It was a sunny day, with chances of rain, typical Austin. I was at the Long Center about to attend the opening keynote for SXSW, performed by a very special guest. The doors opened at 11am and the queue was several blocks long. The event began just after 2.30pm in an atmosphere was full of mobile phones and expectations.
After waiting for a long long time, there was a moment when security started shuffling around, everything went quiet and the curtains opened up. Barack Obama entered the stage, accompanied by Texas Tribune editor Evan Smith. With a standing ovation, they both sat down and the interview began.
He began by saying: “We are at a moment in history where technology, globalization and the economy is changing rapidly. It’s a tremendous opportunity to use this change, improve the government’s problems and encourage participants to use technology and innovation to improve civic engagement.”
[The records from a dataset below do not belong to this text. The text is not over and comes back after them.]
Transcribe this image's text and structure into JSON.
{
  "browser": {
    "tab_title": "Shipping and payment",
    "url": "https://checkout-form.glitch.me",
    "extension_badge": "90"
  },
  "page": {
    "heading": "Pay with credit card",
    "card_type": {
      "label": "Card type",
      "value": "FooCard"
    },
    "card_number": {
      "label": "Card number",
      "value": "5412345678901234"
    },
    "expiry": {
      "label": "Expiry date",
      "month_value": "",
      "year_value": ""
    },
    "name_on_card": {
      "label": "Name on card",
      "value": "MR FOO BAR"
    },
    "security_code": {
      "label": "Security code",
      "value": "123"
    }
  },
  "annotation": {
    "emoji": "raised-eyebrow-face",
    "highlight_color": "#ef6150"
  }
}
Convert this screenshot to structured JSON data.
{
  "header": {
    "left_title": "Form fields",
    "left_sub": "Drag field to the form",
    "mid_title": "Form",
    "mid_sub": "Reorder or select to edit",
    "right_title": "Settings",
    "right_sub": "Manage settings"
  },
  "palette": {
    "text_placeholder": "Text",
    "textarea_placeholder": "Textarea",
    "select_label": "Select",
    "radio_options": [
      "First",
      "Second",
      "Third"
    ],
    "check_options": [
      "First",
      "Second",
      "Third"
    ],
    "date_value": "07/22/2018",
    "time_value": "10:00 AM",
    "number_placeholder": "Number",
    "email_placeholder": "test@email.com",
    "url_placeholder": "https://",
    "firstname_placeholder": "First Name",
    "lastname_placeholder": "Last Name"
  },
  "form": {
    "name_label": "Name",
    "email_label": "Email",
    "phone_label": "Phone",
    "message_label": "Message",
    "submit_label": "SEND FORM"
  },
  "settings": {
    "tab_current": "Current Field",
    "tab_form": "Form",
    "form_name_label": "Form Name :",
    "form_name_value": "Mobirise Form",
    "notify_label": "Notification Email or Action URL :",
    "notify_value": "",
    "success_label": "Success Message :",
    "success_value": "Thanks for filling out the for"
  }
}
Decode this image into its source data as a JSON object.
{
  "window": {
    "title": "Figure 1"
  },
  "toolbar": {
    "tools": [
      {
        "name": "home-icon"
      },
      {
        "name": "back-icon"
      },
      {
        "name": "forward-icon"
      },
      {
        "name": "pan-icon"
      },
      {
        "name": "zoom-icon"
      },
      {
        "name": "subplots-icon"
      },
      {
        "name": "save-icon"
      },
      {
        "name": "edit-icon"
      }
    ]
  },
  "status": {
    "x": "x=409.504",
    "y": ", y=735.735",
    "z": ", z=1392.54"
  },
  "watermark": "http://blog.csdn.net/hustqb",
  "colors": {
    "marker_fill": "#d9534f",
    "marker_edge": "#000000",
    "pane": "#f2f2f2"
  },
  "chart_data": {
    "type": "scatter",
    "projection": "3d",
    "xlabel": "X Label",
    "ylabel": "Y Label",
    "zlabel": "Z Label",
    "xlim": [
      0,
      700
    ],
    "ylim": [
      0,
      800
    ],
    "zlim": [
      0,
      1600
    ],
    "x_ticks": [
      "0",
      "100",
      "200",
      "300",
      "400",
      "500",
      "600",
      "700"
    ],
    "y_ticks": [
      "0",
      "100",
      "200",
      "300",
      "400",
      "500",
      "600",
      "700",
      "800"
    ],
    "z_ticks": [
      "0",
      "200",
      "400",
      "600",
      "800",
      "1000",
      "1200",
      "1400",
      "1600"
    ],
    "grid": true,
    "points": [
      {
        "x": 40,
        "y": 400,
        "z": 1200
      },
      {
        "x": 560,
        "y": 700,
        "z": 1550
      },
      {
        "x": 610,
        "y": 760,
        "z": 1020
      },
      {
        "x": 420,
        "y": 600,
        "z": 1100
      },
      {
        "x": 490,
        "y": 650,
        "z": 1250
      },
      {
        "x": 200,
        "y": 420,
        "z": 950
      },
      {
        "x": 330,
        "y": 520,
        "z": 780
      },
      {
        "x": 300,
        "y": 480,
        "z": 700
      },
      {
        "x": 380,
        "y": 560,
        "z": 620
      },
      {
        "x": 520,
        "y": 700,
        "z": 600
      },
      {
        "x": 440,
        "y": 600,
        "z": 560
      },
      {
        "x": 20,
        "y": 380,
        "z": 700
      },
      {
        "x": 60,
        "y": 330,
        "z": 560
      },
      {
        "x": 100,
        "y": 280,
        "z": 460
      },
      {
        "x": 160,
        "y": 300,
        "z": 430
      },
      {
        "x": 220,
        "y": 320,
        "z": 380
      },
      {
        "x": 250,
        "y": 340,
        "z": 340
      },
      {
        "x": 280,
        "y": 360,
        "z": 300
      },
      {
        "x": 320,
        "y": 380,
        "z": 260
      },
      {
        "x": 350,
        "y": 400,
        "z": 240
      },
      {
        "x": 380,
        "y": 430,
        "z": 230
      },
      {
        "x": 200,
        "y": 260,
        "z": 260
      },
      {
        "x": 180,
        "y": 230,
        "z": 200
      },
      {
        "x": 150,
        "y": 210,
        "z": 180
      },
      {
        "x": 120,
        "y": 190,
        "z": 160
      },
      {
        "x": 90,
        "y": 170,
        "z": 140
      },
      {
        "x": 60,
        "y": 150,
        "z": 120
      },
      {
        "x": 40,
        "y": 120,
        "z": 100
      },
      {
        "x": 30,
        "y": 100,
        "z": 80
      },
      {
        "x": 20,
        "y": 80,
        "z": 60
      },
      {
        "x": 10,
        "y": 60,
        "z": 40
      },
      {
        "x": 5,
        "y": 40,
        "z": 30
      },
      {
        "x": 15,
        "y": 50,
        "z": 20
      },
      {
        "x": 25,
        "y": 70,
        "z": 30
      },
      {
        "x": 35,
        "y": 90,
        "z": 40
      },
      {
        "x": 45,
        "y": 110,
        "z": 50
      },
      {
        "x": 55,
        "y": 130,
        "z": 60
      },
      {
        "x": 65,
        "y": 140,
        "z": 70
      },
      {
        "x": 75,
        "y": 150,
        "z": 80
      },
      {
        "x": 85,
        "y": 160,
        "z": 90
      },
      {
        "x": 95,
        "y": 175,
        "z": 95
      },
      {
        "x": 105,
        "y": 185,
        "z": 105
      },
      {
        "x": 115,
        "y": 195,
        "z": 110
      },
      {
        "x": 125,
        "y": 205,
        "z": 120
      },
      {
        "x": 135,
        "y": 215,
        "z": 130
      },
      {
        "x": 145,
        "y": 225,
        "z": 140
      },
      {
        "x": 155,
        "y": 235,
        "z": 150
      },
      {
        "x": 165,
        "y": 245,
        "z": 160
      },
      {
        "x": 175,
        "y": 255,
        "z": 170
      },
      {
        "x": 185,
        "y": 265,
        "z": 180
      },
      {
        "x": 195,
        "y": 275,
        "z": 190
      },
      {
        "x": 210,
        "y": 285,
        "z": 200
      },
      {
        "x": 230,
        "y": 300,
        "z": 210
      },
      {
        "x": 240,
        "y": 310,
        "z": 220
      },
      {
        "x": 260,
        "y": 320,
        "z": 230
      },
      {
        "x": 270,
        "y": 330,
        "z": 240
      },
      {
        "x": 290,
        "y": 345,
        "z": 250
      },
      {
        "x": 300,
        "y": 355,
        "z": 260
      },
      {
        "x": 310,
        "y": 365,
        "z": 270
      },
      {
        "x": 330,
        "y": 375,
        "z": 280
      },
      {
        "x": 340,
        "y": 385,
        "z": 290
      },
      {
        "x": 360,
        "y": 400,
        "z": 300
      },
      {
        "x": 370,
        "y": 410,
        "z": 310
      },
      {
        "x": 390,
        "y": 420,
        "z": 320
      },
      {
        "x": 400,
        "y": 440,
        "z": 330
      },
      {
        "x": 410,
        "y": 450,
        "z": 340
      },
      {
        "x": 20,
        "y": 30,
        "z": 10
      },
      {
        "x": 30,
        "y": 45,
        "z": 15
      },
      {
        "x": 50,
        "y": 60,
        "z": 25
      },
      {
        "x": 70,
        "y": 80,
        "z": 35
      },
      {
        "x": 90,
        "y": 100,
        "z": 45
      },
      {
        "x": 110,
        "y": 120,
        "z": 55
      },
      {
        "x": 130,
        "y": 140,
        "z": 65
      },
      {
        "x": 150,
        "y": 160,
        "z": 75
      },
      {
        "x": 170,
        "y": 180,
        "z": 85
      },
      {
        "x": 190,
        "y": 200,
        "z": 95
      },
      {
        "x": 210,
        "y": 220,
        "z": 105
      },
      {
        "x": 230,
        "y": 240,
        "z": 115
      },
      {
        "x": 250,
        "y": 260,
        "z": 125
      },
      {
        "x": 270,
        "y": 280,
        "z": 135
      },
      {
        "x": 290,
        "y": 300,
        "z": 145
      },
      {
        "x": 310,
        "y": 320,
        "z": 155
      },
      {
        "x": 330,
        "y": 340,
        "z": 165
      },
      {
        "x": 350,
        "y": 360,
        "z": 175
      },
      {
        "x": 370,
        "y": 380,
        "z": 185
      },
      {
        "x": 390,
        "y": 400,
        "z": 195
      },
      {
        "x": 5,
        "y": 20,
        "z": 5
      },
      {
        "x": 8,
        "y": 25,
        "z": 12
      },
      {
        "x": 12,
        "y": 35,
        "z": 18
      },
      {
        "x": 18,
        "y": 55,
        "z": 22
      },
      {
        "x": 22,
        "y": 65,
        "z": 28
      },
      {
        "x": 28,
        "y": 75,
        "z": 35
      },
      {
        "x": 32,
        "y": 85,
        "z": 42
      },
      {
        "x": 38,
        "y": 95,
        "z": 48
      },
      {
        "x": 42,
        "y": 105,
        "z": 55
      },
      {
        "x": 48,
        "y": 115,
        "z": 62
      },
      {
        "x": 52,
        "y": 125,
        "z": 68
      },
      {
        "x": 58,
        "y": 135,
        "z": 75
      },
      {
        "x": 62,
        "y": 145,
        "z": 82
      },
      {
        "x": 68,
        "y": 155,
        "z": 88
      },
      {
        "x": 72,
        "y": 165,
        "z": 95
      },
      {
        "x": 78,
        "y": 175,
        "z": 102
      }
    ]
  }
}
He emphasized on how we systematically make it harder for our citizens to vote: “It is much easier to order pizza or a trip than it is for you to exercise the single most important task in democracy.”
So how can citizens and technology improve the country?
- “We can make government work better through technology.”
- “We can tackle big problems in new ways.”
- “We can make sure we’re using big data, analytics, and technology to make civic participation easier.”
He then spoke of a plan to modernize government. Right now there are Google and Facebook engineers working on improving inefficient government systems. So what about the security and data privacy of citizens?
“Technology is evolving so rapidly that new questions are being asked, and I’m of the view that there are very real reasons why we want to make sure that government can’t just get into everyone’s iPhones or smartphones that are full of very personal information or very personal data.”
Since the creation of the Internet, there is a strong debate between security and digital privacy. The majority of those present recalled the case of Apple vs FBI, but Obama said he could not talk directly about this topic. He basically spoke of the two sides of the issue, arguing that we have to solve the problem in a rational way, before waiting for a catastrophe to develop that requires us to solve in a clumsy way. Until now, it remains an unanswered dilemma and only time will tell what our future is.
In my opinion, we’re witnessing one of the most exciting changes the world is going through. Technology grows in an exponential way, we see its impact on all of us and we understand that it can improve our quality of life.
It’s imperative that country leaders discuss about these topics because we’ll have to solve new dilemmas such as privacy, the use of self driven vehicles, biotechnology and more. Beyond that, the important thing here is to understand the changes, have an optimistic vision about the future and discover that we are capable of evolving as society.